## What the task requires
Note each line in the data holding the string "true" and report it.

## Excerpted data
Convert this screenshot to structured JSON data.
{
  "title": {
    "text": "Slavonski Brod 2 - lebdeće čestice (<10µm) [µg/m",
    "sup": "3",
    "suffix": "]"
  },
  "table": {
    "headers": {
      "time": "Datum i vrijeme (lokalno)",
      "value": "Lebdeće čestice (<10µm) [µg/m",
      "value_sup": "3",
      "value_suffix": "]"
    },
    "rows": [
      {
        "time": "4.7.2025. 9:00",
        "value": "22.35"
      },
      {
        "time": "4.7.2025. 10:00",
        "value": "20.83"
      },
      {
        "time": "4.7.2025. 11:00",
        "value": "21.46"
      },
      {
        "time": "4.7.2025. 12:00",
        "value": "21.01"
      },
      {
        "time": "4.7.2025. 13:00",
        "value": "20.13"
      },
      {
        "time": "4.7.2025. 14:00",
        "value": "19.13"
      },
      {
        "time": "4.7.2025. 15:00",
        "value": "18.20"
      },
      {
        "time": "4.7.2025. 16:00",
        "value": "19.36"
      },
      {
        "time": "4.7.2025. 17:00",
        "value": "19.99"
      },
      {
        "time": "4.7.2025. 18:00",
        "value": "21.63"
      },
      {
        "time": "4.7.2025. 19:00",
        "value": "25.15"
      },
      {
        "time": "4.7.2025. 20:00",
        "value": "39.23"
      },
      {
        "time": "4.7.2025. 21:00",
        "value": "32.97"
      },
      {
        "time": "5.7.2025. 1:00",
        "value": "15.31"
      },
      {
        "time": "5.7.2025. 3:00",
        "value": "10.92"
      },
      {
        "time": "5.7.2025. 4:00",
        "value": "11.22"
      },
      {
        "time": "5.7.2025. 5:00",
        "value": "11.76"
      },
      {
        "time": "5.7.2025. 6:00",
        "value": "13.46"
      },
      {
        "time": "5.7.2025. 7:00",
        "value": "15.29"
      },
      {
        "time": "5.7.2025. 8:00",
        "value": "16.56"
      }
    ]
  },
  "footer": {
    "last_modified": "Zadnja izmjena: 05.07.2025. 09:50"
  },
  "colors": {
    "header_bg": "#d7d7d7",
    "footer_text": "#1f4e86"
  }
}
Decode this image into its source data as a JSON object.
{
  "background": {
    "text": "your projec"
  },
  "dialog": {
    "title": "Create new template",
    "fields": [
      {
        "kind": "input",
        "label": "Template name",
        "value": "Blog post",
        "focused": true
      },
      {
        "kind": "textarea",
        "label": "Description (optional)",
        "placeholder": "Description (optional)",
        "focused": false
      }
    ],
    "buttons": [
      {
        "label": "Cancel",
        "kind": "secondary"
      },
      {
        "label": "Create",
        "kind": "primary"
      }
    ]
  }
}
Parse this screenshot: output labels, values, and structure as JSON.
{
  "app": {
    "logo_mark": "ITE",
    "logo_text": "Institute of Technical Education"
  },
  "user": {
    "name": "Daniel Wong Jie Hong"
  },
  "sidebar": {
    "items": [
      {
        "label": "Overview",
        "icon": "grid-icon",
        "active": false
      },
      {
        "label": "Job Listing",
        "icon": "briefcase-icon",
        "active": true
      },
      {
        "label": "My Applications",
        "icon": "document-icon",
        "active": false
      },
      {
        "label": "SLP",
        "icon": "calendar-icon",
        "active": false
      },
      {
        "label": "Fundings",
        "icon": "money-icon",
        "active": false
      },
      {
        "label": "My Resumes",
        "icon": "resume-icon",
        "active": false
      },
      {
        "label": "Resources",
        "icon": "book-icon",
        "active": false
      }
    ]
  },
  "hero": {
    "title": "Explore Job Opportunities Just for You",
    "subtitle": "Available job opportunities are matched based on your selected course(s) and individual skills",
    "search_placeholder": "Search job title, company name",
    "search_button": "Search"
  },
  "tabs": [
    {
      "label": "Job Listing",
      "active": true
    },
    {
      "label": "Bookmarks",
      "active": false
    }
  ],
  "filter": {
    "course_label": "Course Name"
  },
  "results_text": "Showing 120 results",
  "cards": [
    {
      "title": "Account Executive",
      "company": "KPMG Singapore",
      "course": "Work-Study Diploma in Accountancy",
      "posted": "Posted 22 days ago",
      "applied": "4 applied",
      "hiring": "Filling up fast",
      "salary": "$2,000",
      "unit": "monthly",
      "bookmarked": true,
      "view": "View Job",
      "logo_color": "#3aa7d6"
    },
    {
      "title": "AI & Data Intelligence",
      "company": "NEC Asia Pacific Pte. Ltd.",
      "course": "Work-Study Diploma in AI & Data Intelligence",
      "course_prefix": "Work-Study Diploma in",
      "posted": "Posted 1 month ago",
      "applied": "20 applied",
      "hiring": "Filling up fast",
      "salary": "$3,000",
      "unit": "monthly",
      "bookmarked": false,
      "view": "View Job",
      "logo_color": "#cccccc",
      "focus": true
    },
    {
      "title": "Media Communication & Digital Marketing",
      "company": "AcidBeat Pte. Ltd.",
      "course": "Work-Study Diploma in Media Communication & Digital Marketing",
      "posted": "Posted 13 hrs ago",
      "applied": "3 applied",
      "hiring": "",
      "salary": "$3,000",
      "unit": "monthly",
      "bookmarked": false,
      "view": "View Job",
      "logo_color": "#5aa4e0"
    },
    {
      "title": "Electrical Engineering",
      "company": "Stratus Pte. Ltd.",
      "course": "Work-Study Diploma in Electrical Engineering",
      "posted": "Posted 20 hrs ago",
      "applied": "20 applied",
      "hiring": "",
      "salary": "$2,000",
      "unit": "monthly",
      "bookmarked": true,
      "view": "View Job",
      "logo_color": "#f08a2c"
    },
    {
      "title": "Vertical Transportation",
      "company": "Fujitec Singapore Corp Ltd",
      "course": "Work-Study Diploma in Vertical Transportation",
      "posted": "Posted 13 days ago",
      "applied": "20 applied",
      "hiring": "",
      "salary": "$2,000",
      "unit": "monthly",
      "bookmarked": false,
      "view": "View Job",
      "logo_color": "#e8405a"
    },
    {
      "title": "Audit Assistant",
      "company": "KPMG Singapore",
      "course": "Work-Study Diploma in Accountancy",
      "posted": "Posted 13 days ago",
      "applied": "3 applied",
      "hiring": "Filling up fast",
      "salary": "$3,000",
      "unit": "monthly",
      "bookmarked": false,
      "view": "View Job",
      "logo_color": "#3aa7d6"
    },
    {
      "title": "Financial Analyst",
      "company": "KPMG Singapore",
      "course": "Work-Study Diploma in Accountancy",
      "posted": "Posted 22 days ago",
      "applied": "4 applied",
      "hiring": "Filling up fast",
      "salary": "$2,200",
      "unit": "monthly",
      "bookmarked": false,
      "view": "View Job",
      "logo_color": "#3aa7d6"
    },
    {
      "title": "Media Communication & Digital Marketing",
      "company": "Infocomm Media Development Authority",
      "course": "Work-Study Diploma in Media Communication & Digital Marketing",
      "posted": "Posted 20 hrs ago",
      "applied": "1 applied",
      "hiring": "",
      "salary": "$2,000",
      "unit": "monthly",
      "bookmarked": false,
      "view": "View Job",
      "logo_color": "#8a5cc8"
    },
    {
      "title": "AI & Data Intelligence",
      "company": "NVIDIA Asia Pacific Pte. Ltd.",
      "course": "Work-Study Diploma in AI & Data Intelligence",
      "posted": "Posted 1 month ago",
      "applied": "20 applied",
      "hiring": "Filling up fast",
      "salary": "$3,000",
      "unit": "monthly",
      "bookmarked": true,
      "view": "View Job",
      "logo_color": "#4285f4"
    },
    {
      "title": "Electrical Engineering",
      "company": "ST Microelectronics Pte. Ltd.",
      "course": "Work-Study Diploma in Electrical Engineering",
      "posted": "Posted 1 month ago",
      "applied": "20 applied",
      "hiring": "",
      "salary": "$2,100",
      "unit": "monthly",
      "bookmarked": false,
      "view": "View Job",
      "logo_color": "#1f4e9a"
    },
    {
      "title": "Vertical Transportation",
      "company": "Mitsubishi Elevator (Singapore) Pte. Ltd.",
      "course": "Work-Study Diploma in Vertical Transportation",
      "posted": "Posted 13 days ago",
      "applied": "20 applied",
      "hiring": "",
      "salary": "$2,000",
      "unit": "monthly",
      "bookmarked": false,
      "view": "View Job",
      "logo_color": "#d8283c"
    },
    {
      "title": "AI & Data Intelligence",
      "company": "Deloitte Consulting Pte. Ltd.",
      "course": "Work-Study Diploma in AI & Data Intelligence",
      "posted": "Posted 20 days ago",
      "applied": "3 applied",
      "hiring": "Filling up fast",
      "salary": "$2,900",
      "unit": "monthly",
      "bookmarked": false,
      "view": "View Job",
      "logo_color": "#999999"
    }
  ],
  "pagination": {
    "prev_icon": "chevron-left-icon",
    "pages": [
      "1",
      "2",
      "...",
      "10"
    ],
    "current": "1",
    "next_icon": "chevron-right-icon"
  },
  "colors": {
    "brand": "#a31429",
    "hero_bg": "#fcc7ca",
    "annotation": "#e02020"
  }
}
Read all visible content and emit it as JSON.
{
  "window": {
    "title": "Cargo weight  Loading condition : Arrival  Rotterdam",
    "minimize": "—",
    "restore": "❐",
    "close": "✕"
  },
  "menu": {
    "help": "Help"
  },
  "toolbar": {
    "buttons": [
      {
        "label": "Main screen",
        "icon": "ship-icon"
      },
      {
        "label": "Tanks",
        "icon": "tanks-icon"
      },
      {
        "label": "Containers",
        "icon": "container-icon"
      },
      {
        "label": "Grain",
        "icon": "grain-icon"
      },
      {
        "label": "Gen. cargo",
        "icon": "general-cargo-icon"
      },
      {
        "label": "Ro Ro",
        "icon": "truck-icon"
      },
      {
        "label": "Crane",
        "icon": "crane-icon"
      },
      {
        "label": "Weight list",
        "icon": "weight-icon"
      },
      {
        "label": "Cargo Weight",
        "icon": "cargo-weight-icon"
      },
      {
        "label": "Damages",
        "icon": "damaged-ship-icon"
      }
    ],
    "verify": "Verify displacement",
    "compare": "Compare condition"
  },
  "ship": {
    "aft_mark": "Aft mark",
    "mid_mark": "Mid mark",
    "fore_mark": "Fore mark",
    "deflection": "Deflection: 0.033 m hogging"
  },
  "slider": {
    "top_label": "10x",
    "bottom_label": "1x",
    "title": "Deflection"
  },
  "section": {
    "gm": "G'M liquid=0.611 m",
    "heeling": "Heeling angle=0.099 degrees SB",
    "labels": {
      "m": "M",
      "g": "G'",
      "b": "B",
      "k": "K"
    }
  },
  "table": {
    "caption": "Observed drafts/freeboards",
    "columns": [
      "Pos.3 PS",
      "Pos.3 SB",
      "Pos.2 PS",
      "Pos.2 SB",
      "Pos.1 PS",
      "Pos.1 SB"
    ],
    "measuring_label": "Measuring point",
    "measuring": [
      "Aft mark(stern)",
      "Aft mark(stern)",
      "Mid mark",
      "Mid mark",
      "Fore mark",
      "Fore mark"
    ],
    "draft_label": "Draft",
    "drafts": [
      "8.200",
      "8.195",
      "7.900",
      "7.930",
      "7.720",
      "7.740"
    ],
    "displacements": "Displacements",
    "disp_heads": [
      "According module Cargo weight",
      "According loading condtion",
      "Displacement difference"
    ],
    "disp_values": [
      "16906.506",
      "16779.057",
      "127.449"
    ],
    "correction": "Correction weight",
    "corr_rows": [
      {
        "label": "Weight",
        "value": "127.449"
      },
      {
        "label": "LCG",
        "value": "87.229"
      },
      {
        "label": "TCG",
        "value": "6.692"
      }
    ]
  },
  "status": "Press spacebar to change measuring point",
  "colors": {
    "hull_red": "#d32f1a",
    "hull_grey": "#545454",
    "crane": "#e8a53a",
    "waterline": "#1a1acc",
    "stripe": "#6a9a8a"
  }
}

## Solved exercise
        "focused": true
        "active": true
      "active": true
      "bookmarked": true,
      "focus": true
      "bookmarked": true,
      "bookmarked": true,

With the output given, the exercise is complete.